── INFORMATION SUPPLIED

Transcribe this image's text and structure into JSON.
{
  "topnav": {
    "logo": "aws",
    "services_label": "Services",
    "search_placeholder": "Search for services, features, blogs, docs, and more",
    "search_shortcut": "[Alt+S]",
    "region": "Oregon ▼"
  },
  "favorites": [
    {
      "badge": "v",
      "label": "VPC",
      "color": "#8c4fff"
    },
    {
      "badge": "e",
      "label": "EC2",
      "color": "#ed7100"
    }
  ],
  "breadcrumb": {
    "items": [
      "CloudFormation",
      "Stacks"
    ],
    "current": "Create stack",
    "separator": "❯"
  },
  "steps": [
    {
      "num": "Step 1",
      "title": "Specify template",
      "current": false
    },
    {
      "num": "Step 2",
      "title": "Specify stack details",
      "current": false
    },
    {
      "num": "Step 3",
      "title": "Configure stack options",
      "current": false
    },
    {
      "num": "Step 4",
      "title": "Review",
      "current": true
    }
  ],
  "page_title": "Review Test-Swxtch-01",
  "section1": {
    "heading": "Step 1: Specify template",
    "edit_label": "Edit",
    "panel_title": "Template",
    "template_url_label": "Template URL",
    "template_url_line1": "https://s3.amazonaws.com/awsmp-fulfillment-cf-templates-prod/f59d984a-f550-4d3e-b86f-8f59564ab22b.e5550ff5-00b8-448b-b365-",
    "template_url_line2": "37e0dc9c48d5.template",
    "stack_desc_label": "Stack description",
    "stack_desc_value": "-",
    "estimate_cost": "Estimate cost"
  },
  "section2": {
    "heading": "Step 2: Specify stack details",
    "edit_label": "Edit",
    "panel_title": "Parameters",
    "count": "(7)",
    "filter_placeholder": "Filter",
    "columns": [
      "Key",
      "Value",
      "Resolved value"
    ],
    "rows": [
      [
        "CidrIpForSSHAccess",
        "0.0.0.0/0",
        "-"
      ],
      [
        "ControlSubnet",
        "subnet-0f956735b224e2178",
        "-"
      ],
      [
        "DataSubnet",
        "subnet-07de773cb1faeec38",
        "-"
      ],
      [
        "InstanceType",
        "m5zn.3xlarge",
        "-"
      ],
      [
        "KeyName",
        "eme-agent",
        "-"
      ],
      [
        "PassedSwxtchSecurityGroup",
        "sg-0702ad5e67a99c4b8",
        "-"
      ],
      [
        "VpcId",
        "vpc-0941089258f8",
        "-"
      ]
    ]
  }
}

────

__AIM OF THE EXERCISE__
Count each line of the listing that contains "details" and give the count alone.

__SOLUTION TO THE PROBLEM__
2